The best thing about the swim, though, was my sardine suit. Here ’tis:
Here’s a sardine:
Here’s me and some other swimmers being lapped by the elite wave:
It looks like some of us got stuck in their teeth.
Here’s a recipe for sardines on toast, which I may or may not try:
It only took me 5 days to figure out how to resize photos to fit onto my albums here.
Last Saturday I swam in the Point to La Pointe 2 mile swim race in northern Wisconsin.
I’d originally planned to camp in one of the Forest preserve campsites, but they were full! I had to settle for a Comfort Inn in Ironwood, U.P. My 5.30am wakeup on Saturday morning for the race was too early to make my own waffle. Disappointed, I had a McCoffee and a granola bar and headed to Bayfield for my first ever immersion in Lake Superior. It’s the big lake I call Gitcheegloomy.
Here’s the crowd at the starting line.
Point to La Pointe is a “wetsuit strongly recommended” race, but I’d managed to get permission from the race director to swim as God intended, in all my pale wobbly glory, with nothing between yours truly and the Great Lake except a thin layer of sparkly red nylon.
The entry fee for Point toLa Pointe was almost $90. There was a great hoody included but I got even more value for my money by swimming the route marked by the black line below. The water was 72 degrees and very smooth.

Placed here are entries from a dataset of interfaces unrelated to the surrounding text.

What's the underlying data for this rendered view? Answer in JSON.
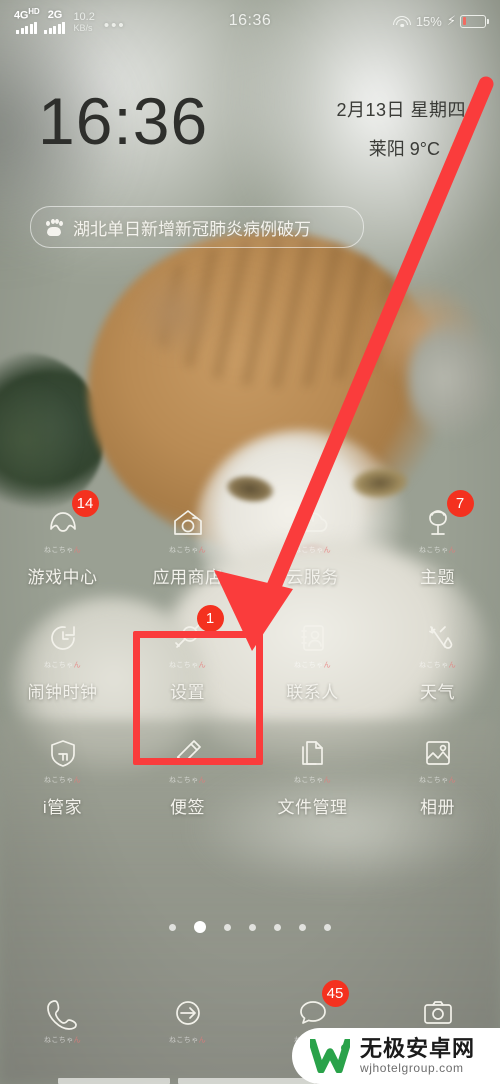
{
  "status_bar": {
    "signal1_label": "4G",
    "signal1_sup": "HD",
    "signal2_label": "2G",
    "net_speed_value": "10.2",
    "net_speed_unit": "KB/s",
    "overflow_dots": "•••",
    "time": "16:36",
    "wifi_icon": "wifi-icon",
    "battery_percent": "15%",
    "battery_level": 15,
    "charging_icon": "lightning-bolt-icon",
    "battery_color": "#f26b61"
  },
  "clock_widget": {
    "time": "16:36",
    "date": "2月13日 星期四",
    "weather": "莱阳 9°C",
    "weather_icon": "sun-icon"
  },
  "news_banner": {
    "icon": "baidu-paw-icon",
    "text": "湖北单日新增新冠肺炎病例破万"
  },
  "app_grid": {
    "rows": [
      [
        {
          "label": "游戏中心",
          "icon": "game-center-icon",
          "sub": "ねこちゃん",
          "badge": "14"
        },
        {
          "label": "应用商店",
          "icon": "app-store-house-icon",
          "sub": "ねこちゃん",
          "badge": ""
        },
        {
          "label": "云服务",
          "icon": "cloud-icon",
          "sub": "ねこちゃん",
          "badge": ""
        },
        {
          "label": "主题",
          "icon": "theme-flower-icon",
          "sub": "ねこちゃん",
          "badge": "7"
        }
      ],
      [
        {
          "label": "闹钟时钟",
          "icon": "clock-icon",
          "sub": "ねこちゃん",
          "badge": ""
        },
        {
          "label": "设置",
          "icon": "settings-wrench-icon",
          "sub": "ねこちゃん",
          "badge": "1"
        },
        {
          "label": "联系人",
          "icon": "contacts-icon",
          "sub": "ねこちゃん",
          "badge": ""
        },
        {
          "label": "天气",
          "icon": "weather-icon",
          "sub": "ねこちゃん",
          "badge": ""
        }
      ],
      [
        {
          "label": "i管家",
          "icon": "shield-manager-icon",
          "sub": "ねこちゃん",
          "badge": ""
        },
        {
          "label": "便签",
          "icon": "notes-pencil-icon",
          "sub": "ねこちゃん",
          "badge": ""
        },
        {
          "label": "文件管理",
          "icon": "file-manager-icon",
          "sub": "ねこちゃん",
          "badge": ""
        },
        {
          "label": "相册",
          "icon": "gallery-icon",
          "sub": "ねこちゃん",
          "badge": ""
        }
      ]
    ]
  },
  "page_indicator": {
    "total": 7,
    "active_index": 1
  },
  "dock": {
    "items": [
      {
        "label": "",
        "icon": "phone-icon",
        "sub": "ねこちゃん",
        "badge": ""
      },
      {
        "label": "",
        "icon": "browser-arrow-icon",
        "sub": "ねこちゃん",
        "badge": ""
      },
      {
        "label": "",
        "icon": "messages-icon",
        "sub": "ねこちゃん",
        "badge": "45"
      },
      {
        "label": "",
        "icon": "camera-icon",
        "sub": "",
        "badge": ""
      }
    ]
  },
  "annotations": {
    "arrow_color": "#fa3c3c",
    "highlight_box_color": "#fa3c3c",
    "highlight_target": "设置"
  },
  "watermark": {
    "cn": "无极安卓网",
    "en": "wjhotelgroup.com",
    "logo_color": "#2aa24a"
  }
}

Just a slight ripple on the top. Someone at the finish line told me there was a sunken house somewhere along the course, which had fallen through the ice during an attempt to drag it to the island one winter. Glad I didn’t see that!
I took over an hour to swim the 2.1 miles. Hmm. I obviously didn’t swim hard enough and couldn’t summon up even a little reflux to comply with the finish line commandment to hurl in a garbage bin.
Here’s me posing in front of the course, after I’d finished. My hooded towel earned me a lot of envious glances.
I did a little hiking alone the lakefront by the Apostle Islands after the race and saw some sea caves! I guess they’re really lake caves…
I enjoyed a much longer hike in the Black River Falls area the next day on my way home, probably because I’d been able to have the Comfort Inn’s make it yerself waffle for breakfast.
I highly recommend Point to La Pointe. It’s a very scenic swim, which is great for a slow moving tourist like myself. For the super competitive, there looked to be a lot of competition. Lots of skinny triathletes. There’s no separation or even indication in the results of who wore neoprene or not, but I knew that going into it. There were no shortage of kayakers and support boats, and the whole event seemed very well organised.
I’ll do it again! but hopefully without this song playing over and over and over in my head